● **REQUIRED ACTION**: What the task needs is the data below, written out verbatim.

-- Opening Marker --

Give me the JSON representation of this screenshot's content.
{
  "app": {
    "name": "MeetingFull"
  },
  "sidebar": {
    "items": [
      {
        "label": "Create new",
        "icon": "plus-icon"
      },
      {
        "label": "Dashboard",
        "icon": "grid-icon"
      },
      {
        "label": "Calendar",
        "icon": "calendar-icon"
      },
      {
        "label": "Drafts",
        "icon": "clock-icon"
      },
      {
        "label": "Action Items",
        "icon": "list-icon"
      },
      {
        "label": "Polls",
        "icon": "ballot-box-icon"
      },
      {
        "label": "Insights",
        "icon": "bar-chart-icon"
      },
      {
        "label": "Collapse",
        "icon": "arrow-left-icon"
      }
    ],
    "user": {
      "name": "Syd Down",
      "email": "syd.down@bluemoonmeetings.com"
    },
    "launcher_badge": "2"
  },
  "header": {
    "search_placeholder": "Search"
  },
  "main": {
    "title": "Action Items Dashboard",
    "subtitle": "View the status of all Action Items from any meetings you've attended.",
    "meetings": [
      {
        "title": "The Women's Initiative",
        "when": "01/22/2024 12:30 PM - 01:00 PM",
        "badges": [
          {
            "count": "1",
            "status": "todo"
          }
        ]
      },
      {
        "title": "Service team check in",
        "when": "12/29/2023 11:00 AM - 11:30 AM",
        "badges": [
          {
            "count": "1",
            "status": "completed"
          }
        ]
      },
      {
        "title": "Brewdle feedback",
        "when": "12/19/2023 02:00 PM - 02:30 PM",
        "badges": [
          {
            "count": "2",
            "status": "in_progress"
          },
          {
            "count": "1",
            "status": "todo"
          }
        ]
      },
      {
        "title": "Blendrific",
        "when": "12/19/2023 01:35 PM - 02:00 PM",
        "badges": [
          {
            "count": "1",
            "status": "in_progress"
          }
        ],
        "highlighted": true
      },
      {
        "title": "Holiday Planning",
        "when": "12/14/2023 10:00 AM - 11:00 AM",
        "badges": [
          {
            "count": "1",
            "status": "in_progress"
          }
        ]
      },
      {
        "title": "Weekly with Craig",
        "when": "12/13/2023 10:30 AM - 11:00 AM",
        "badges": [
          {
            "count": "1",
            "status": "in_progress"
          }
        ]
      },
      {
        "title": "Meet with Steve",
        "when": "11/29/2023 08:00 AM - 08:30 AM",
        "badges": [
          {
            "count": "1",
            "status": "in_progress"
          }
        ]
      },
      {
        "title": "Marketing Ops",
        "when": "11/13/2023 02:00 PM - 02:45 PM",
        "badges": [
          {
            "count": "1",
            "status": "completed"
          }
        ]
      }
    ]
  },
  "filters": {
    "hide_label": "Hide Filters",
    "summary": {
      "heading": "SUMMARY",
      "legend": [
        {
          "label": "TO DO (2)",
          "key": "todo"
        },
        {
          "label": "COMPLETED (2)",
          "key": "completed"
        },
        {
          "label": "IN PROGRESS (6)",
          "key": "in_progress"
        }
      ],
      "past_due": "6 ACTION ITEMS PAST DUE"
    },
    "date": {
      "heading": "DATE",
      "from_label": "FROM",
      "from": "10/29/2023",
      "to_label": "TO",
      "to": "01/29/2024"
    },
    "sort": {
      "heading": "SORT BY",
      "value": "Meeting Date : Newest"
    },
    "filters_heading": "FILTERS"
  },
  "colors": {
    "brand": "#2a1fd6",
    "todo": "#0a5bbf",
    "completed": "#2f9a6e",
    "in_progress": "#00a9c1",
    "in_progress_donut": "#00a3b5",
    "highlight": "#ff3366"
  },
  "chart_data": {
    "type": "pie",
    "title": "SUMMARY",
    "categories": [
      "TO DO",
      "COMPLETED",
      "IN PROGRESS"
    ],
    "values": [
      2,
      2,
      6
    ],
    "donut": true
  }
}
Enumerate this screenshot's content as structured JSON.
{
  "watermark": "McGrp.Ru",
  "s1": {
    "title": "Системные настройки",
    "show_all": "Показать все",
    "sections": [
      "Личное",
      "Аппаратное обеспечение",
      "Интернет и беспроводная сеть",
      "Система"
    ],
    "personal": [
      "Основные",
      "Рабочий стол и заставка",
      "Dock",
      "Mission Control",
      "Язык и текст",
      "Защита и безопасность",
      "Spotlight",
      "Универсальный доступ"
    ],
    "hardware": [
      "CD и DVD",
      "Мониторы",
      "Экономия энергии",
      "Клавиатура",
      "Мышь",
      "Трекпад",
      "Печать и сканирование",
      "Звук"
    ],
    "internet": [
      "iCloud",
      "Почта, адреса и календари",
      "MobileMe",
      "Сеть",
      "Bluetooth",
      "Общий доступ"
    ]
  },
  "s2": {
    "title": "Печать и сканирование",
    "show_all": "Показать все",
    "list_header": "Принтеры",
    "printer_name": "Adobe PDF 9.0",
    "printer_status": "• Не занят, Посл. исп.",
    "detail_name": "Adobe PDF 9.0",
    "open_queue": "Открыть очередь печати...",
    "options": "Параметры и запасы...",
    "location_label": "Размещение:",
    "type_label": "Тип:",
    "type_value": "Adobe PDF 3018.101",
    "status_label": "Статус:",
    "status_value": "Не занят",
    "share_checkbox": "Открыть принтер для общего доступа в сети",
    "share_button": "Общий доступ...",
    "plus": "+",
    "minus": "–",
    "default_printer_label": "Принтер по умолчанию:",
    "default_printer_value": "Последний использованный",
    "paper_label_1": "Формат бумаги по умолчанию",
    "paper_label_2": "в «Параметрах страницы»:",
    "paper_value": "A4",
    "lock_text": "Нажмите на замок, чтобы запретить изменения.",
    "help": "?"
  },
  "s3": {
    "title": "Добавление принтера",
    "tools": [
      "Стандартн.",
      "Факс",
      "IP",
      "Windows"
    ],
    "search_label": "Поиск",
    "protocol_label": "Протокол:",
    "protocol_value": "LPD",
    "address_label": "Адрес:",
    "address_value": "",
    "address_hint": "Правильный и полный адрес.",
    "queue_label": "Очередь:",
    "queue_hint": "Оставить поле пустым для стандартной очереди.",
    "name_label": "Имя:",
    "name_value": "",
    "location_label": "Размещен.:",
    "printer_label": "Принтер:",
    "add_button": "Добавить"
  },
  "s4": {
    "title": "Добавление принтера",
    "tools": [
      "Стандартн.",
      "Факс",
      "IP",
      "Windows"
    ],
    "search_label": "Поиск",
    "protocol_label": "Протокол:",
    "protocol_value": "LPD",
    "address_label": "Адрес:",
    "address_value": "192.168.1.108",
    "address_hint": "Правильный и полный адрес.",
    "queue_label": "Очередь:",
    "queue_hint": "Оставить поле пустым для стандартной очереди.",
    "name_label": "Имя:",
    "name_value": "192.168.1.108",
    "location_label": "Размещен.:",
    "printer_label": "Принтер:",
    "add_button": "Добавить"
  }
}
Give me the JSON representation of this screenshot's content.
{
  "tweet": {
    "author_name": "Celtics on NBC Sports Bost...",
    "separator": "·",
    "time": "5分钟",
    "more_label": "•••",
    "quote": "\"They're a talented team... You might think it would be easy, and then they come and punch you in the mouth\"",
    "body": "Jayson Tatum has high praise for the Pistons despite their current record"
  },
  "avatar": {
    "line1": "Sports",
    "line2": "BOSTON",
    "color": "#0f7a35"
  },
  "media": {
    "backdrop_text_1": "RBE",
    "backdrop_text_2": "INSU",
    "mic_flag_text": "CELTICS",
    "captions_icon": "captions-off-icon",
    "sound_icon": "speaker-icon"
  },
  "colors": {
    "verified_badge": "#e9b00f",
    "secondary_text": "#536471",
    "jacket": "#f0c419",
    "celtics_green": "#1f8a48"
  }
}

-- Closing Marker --

● **ANSWER TO THE EXERCISE**:
Give me the JSON representation of this screenshot's content.
{
  "app": {
    "name": "MeetingFull"
  },
  "sidebar": {
    "items": [
      {
        "label": "Create new",
        "icon": "plus-icon"
      },
      {
        "label": "Dashboard",
        "icon": "grid-icon"
      },
      {
        "label": "Calendar",
        "icon": "calendar-icon"
      },
      {
        "label": "Drafts",
        "icon": "clock-icon"
      },
      {
        "label": "Action Items",
        "icon": "list-icon"
      },
      {
        "label": "Polls",
        "icon": "ballot-box-icon"
      },
      {
        "label": "Insights",
        "icon": "bar-chart-icon"
      },
      {
        "label": "Collapse",
        "icon": "arrow-left-icon"
      }
    ],
    "user": {
      "name": "Syd Down",
      "email": "syd.down@bluemoonmeetings.com"
    },
    "launcher_badge": "2"
  },
  "header": {
    "search_placeholder": "Search"
  },
  "main": {
    "title": "Action Items Dashboard",
    "subtitle": "View the status of all Action Items from any meetings you've attended.",
    "meetings": [
      {
        "title": "The Women's Initiative",
        "when": "01/22/2024 12:30 PM - 01:00 PM",
        "badges": [
          {
            "count": "1",
            "status": "todo"
          }
        ]
      },
      {
        "title": "Service team check in",
        "when": "12/29/2023 11:00 AM - 11:30 AM",
        "badges": [
          {
            "count": "1",
            "status": "completed"
          }
        ]
      },
      {
        "title": "Brewdle feedback",
        "when": "12/19/2023 02:00 PM - 02:30 PM",
        "badges": [
          {
            "count": "2",
            "status": "in_progress"
          },
          {
            "count": "1",
            "status": "todo"
          }
        ]
      },
      {
        "title": "Blendrific",
        "when": "12/19/2023 01:35 PM - 02:00 PM",
        "badges": [
          {
            "count": "1",
            "status": "in_progress"
          }
        ],
        "highlighted": true
      },
      {
        "title": "Holiday Planning",
        "when": "12/14/2023 10:00 AM - 11:00 AM",
        "badges": [
          {
            "count": "1",
            "status": "in_progress"
          }
        ]
      },
      {
        "title": "Weekly with Craig",
        "when": "12/13/2023 10:30 AM - 11:00 AM",
        "badges": [
          {
            "count": "1",
            "status": "in_progress"
          }
        ]
      },
      {
        "title": "Meet with Steve",
        "when": "11/29/2023 08:00 AM - 08:30 AM",
        "badges": [
          {
            "count": "1",
            "status": "in_progress"
          }
        ]
      },
      {
        "title": "Marketing Ops",
        "when": "11/13/2023 02:00 PM - 02:45 PM",
        "badges": [
          {
            "count": "1",
            "status": "completed"
          }
        ]
      }
    ]
  },
  "filters": {
    "hide_label": "Hide Filters",
    "summary": {
      "heading": "SUMMARY",
      "legend": [
        {
          "label": "TO DO (2)",
          "key": "todo"
        },
        {
          "label": "COMPLETED (2)",
          "key": "completed"
        },
        {
          "label": "IN PROGRESS (6)",
          "key": "in_progress"
        }
      ],
      "past_due": "6 ACTION ITEMS PAST DUE"
    },
    "date": {
      "heading": "DATE",
      "from_label": "FROM",
      "from": "10/29/2023",
      "to_label": "TO",
      "to": "01/29/2024"
    },
    "sort": {
      "heading": "SORT BY",
      "value": "Meeting Date : Newest"
    },
    "filters_heading": "FILTERS"
  },
  "colors": {
    "brand": "#2a1fd6",
    "todo": "#0a5bbf",
    "completed": "#2f9a6e",
    "in_progress": "#00a9c1",
    "in_progress_donut": "#00a3b5",
    "highlight": "#ff3366"
  },
  "chart_data": {
    "type": "pie",
    "title": "SUMMARY",
    "categories": [
      "TO DO",
      "COMPLETED",
      "IN PROGRESS"
    ],
    "values": [
      2,
      2,
      6
    ],
    "donut": true
  }
}
Enumerate this screenshot's content as structured JSON.
{
  "watermark": "McGrp.Ru",
  "s1": {
    "title": "Системные настройки",
    "show_all": "Показать все",
    "sections": [
      "Личное",
      "Аппаратное обеспечение",
      "Интернет и беспроводная сеть",
      "Система"
    ],
    "personal": [
      "Основные",
      "Рабочий стол и заставка",
      "Dock",
      "Mission Control",
      "Язык и текст",
      "Защита и безопасность",
      "Spotlight",
      "Универсальный доступ"
    ],
    "hardware": [
      "CD и DVD",
      "Мониторы",
      "Экономия энергии",
      "Клавиатура",
      "Мышь",
      "Трекпад",
      "Печать и сканирование",
      "Звук"
    ],
    "internet": [
      "iCloud",
      "Почта, адреса и календари",
      "MobileMe",
      "Сеть",
      "Bluetooth",
      "Общий доступ"
    ]
  },
  "s2": {
    "title": "Печать и сканирование",
    "show_all": "Показать все",
    "list_header": "Принтеры",
    "printer_name": "Adobe PDF 9.0",
    "printer_status": "• Не занят, Посл. исп.",
    "detail_name": "Adobe PDF 9.0",
    "open_queue": "Открыть очередь печати...",
    "options": "Параметры и запасы...",
    "location_label": "Размещение:",
    "type_label": "Тип:",
    "type_value": "Adobe PDF 3018.101",
    "status_label": "Статус:",
    "status_value": "Не занят",
    "share_checkbox": "Открыть принтер для общего доступа в сети",
    "share_button": "Общий доступ...",
    "plus": "+",
    "minus": "–",
    "default_printer_label": "Принтер по умолчанию:",
    "default_printer_value": "Последний использованный",
    "paper_label_1": "Формат бумаги по умолчанию",
    "paper_label_2": "в «Параметрах страницы»:",
    "paper_value": "A4",
    "lock_text": "Нажмите на замок, чтобы запретить изменения.",
    "help": "?"
  },
  "s3": {
    "title": "Добавление принтера",
    "tools": [
      "Стандартн.",
      "Факс",
      "IP",
      "Windows"
    ],
    "search_label": "Поиск",
    "protocol_label": "Протокол:",
    "protocol_value": "LPD",
    "address_label": "Адрес:",
    "address_value": "",
    "address_hint": "Правильный и полный адрес.",
    "queue_label": "Очередь:",
    "queue_hint": "Оставить поле пустым для стандартной очереди.",
    "name_label": "Имя:",
    "name_value": "",
    "location_label": "Размещен.:",
    "printer_label": "Принтер:",
    "add_button": "Добавить"
  },
  "s4": {
    "title": "Добавление принтера",
    "tools": [
      "Стандартн.",
      "Факс",
      "IP",
      "Windows"
    ],
    "search_label": "Поиск",
    "protocol_label": "Протокол:",
    "protocol_value": "LPD",
    "address_label": "Адрес:",
    "address_value": "192.168.1.108",
    "address_hint": "Правильный и полный адрес.",
    "queue_label": "Очередь:",
    "queue_hint": "Оставить поле пустым для стандартной очереди.",
    "name_label": "Имя:",
    "name_value": "192.168.1.108",
    "location_label": "Размещен.:",
    "printer_label": "Принтер:",
    "add_button": "Добавить"
  }
}
Give me the JSON representation of this screenshot's content.
{
  "tweet": {
    "author_name": "Celtics on NBC Sports Bost...",
    "separator": "·",
    "time": "5分钟",
    "more_label": "•••",
    "quote": "\"They're a talented team... You might think it would be easy, and then they come and punch you in the mouth\"",
    "body": "Jayson Tatum has high praise for the Pistons despite their current record"
  },
  "avatar": {
    "line1": "Sports",
    "line2": "BOSTON",
    "color": "#0f7a35"
  },
  "media": {
    "backdrop_text_1": "RBE",
    "backdrop_text_2": "INSU",
    "mic_flag_text": "CELTICS",
    "captions_icon": "captions-off-icon",
    "sound_icon": "speaker-icon"
  },
  "colors": {
    "verified_badge": "#e9b00f",
    "secondary_text": "#536471",
    "jacket": "#f0c419",
    "celtics_green": "#1f8a48"
  }
}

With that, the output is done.